Why Tales of the City is still a revolutionary show

Armistead Maupins creation has been rebooted for a new generation. Laura Linney and its makers talk LGBTQ life on TV For five decades, Tales of the City has been life-affirming, life-changing and even life-saving. Tales of the City, which first came to the small screen as a pioneering Channel 4 miniseries in 1993, and has been revived sporadically ever since. Over the past 25 years it would bubble up, says Tales of the City received critical acclaim and high ratings but attracted protests and threats from religious fundamentalists around the country. The network bowed to the pressure and pulled out of funding a sequel. I was just shocked. I was so surprised, in a very naive, Mary Ann Singleton way, …

Literature provides shelter. That’s why we need it | Arundhati Roy

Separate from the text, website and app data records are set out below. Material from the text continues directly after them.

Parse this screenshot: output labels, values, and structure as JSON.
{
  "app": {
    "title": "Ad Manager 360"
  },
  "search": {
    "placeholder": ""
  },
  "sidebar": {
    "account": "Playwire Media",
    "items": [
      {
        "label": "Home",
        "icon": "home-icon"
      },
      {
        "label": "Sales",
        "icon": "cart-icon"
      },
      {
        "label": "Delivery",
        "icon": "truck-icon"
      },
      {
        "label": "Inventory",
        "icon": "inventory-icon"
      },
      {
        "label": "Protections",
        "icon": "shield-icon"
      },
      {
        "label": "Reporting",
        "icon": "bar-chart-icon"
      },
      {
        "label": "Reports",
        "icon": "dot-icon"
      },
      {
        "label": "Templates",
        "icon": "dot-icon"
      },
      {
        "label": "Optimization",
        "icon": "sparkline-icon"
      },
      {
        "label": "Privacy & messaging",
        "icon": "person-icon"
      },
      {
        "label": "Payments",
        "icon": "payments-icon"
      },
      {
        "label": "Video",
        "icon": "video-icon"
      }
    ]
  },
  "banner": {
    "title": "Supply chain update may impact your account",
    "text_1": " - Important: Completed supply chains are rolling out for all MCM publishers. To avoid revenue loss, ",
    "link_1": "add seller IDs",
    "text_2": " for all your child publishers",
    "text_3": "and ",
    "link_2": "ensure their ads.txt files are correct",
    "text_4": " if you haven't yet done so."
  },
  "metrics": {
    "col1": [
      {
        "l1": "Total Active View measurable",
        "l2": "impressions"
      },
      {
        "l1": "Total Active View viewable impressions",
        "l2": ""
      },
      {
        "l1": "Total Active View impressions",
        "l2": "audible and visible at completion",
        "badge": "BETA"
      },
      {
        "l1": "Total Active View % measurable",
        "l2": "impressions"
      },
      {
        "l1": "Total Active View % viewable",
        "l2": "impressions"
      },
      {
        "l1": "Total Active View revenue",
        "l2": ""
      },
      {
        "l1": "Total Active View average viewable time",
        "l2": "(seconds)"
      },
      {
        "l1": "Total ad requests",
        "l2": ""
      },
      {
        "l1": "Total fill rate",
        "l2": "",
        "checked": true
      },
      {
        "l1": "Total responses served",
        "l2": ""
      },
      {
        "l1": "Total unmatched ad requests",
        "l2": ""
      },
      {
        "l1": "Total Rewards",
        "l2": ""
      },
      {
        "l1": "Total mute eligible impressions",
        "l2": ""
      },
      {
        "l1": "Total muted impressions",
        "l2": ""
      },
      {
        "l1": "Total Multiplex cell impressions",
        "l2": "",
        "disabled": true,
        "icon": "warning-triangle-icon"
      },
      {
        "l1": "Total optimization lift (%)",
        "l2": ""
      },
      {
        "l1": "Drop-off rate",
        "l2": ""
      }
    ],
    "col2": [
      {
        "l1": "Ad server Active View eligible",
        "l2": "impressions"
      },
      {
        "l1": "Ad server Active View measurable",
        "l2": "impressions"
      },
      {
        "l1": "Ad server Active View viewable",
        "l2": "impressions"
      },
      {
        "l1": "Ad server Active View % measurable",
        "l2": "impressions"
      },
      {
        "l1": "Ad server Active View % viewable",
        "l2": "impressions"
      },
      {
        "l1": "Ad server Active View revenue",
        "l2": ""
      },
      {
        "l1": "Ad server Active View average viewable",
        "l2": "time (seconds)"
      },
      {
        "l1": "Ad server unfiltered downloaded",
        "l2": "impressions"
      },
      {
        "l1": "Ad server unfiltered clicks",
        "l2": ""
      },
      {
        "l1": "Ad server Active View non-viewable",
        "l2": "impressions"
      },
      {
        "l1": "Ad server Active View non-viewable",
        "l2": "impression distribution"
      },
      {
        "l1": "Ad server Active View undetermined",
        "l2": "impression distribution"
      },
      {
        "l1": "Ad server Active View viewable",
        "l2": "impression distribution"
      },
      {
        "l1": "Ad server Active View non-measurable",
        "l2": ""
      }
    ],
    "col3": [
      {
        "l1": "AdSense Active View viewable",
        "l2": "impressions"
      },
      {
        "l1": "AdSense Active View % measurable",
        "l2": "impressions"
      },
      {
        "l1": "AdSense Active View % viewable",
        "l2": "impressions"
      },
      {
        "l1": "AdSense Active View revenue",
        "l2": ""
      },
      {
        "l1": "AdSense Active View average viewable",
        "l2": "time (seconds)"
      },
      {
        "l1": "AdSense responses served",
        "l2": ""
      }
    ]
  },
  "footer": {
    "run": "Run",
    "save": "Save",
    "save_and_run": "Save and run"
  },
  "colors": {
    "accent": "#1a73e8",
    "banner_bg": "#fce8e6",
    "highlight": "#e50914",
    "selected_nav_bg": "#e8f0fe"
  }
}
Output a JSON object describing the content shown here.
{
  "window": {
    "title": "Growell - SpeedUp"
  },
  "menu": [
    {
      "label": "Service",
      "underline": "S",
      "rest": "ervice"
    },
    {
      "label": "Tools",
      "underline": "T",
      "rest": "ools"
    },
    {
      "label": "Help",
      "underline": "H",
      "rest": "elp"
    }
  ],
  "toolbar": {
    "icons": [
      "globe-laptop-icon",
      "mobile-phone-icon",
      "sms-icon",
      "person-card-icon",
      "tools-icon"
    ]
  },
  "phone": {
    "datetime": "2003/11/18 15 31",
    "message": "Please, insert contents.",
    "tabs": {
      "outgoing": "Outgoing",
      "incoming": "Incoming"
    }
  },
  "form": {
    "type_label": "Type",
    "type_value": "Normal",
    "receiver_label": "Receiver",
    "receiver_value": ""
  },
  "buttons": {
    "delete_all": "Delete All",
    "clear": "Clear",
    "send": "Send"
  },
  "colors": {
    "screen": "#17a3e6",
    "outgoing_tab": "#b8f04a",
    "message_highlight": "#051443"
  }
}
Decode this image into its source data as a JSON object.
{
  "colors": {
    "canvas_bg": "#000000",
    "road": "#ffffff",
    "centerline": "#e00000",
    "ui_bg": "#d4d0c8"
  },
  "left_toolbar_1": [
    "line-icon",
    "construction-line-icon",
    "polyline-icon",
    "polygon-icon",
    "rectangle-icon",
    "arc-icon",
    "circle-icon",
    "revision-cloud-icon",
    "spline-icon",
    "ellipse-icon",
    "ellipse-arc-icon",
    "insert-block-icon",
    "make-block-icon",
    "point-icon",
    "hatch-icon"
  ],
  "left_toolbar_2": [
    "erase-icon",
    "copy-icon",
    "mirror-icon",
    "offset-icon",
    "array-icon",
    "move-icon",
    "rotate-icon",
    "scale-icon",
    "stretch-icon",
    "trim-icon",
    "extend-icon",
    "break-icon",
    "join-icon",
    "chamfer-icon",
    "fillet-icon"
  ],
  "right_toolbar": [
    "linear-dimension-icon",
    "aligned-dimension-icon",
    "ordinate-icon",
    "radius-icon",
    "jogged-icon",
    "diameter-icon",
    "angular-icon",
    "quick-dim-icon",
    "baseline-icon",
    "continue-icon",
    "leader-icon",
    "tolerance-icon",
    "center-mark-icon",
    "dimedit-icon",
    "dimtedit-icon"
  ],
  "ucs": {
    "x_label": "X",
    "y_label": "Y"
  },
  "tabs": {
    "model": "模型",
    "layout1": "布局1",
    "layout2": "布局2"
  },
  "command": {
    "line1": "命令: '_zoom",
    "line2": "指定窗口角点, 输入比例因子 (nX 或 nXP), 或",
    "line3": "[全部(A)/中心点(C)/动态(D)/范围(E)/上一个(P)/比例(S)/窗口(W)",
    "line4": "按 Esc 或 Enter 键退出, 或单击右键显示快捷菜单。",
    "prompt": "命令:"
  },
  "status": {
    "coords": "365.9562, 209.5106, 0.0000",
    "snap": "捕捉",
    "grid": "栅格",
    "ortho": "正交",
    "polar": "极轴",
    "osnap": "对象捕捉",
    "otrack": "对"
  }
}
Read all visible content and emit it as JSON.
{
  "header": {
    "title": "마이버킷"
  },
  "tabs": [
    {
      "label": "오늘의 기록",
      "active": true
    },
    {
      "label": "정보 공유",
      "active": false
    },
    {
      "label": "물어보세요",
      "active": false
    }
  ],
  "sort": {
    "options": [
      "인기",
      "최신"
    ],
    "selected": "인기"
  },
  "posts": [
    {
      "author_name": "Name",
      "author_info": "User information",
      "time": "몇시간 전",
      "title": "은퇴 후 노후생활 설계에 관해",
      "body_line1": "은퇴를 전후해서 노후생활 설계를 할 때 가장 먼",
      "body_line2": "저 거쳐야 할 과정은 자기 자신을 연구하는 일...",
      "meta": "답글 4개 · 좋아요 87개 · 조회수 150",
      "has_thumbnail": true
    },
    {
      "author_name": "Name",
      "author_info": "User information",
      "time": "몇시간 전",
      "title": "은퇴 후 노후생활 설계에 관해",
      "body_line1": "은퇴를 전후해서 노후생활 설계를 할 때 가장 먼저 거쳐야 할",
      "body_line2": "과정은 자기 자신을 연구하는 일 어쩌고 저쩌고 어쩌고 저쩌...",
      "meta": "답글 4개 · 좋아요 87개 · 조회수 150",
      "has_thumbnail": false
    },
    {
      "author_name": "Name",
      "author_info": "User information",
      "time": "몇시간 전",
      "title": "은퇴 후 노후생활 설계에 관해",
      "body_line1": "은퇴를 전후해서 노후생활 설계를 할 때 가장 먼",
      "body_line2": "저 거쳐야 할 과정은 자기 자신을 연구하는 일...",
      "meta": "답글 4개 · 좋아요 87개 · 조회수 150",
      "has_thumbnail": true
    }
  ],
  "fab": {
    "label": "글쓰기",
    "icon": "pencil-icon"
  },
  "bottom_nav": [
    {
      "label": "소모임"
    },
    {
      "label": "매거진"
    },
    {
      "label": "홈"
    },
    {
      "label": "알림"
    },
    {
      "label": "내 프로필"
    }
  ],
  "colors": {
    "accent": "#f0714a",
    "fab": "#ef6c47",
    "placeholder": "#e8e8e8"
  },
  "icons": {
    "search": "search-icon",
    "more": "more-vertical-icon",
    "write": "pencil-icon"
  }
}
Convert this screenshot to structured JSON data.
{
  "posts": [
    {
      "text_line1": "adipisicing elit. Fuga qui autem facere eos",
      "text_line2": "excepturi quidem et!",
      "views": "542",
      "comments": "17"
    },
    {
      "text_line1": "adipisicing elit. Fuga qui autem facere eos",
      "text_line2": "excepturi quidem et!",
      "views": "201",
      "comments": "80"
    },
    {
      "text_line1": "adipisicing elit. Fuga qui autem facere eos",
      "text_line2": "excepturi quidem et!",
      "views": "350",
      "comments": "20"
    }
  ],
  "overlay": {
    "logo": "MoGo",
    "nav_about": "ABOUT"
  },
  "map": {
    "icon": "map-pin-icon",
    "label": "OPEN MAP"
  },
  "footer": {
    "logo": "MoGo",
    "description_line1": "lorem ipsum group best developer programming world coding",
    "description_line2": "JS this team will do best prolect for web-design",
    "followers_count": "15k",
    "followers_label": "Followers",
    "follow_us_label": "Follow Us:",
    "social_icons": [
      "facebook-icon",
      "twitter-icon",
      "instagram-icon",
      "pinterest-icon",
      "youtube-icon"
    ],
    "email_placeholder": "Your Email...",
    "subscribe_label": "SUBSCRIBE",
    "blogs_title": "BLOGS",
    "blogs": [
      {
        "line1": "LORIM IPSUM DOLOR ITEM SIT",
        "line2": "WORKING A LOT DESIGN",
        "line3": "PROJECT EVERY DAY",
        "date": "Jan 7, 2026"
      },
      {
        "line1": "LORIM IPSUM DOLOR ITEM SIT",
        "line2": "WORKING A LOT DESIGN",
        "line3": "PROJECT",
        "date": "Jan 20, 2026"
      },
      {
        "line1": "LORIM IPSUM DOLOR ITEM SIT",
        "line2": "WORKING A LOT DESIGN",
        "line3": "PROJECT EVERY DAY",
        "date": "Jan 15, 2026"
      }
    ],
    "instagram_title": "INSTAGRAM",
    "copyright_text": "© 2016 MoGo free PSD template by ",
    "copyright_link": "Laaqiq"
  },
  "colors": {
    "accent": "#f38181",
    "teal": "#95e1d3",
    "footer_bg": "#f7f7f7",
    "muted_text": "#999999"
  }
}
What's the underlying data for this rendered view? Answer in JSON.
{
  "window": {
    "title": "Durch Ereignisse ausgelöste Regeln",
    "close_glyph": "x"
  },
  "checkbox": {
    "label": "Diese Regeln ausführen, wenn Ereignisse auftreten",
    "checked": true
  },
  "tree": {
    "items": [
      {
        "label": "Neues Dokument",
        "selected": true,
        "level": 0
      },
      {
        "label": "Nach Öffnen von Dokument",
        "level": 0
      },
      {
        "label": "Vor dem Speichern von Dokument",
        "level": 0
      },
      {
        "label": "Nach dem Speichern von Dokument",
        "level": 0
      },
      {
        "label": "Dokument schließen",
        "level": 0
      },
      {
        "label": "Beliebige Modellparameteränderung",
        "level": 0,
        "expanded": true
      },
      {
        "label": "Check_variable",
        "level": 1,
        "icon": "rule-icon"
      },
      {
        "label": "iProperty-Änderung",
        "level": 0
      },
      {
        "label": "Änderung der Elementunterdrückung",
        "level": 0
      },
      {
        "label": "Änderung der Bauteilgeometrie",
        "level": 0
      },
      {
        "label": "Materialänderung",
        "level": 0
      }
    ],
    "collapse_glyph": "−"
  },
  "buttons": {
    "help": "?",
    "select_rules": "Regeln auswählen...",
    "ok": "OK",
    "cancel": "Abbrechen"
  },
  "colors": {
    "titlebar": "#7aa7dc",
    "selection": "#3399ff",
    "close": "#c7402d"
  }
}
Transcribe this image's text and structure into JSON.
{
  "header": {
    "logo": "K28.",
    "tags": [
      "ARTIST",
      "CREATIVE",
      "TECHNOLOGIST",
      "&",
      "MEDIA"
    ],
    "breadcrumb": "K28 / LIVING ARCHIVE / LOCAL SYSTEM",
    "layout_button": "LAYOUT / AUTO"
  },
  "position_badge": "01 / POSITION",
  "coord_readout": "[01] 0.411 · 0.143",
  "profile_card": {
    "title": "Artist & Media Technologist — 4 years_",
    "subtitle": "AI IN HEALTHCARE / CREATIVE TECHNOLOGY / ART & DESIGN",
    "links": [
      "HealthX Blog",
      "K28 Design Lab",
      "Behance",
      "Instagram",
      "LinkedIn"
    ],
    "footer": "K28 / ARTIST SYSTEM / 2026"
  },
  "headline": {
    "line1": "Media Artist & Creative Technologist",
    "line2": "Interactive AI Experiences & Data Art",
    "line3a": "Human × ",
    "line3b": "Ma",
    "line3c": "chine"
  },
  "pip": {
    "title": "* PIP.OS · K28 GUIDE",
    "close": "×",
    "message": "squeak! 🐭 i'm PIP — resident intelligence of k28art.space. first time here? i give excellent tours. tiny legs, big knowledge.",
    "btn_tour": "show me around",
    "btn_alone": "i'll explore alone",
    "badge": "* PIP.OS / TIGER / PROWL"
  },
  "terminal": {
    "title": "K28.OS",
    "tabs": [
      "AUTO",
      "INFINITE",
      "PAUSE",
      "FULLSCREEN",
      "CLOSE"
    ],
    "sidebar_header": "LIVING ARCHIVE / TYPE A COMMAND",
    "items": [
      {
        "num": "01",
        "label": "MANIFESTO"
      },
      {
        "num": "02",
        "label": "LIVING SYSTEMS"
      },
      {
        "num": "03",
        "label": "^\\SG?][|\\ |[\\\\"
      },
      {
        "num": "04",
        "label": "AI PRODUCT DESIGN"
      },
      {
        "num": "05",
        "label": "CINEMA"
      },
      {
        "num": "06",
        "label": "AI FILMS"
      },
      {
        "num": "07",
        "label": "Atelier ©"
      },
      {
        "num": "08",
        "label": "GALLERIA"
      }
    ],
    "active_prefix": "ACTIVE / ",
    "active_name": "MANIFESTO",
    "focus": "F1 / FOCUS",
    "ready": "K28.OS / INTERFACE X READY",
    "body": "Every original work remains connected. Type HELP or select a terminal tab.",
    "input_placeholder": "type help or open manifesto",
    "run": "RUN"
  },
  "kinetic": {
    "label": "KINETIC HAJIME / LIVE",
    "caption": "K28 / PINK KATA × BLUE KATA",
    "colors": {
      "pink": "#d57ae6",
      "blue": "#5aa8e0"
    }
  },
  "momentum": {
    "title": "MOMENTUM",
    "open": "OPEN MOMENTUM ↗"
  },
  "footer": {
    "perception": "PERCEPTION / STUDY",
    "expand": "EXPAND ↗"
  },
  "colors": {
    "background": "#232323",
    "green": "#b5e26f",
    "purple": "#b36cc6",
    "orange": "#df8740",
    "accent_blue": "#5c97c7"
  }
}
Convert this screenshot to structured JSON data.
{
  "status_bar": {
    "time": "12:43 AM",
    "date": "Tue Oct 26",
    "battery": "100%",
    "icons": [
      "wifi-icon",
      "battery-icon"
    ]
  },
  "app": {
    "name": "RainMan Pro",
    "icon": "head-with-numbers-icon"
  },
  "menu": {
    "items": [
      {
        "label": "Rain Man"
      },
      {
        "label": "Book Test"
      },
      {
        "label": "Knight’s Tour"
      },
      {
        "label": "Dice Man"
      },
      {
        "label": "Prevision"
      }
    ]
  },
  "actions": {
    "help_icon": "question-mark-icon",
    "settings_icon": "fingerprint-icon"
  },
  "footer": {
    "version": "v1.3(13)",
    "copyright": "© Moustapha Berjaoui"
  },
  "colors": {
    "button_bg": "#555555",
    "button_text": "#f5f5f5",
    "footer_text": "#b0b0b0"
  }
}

In a world that is hardening, literature can offer an indestructible place of refuge writes Arundhati Roy, author of The God of Small Things I am truly honored to have been invited by PEN America to deliver this years Arthur Miller Freedom to Write Lecture. What better time than this to think together about a place for literature, at this moment when an era that we think we understand at least vaguely, if not well is coming to a close. As the ice caps melt, as oceans heat up, and water tables plunge, as we rip through the delicate web of interdependence that sustains life on earth, as our formidable intelligence leads us to breach the boundaries between humans and …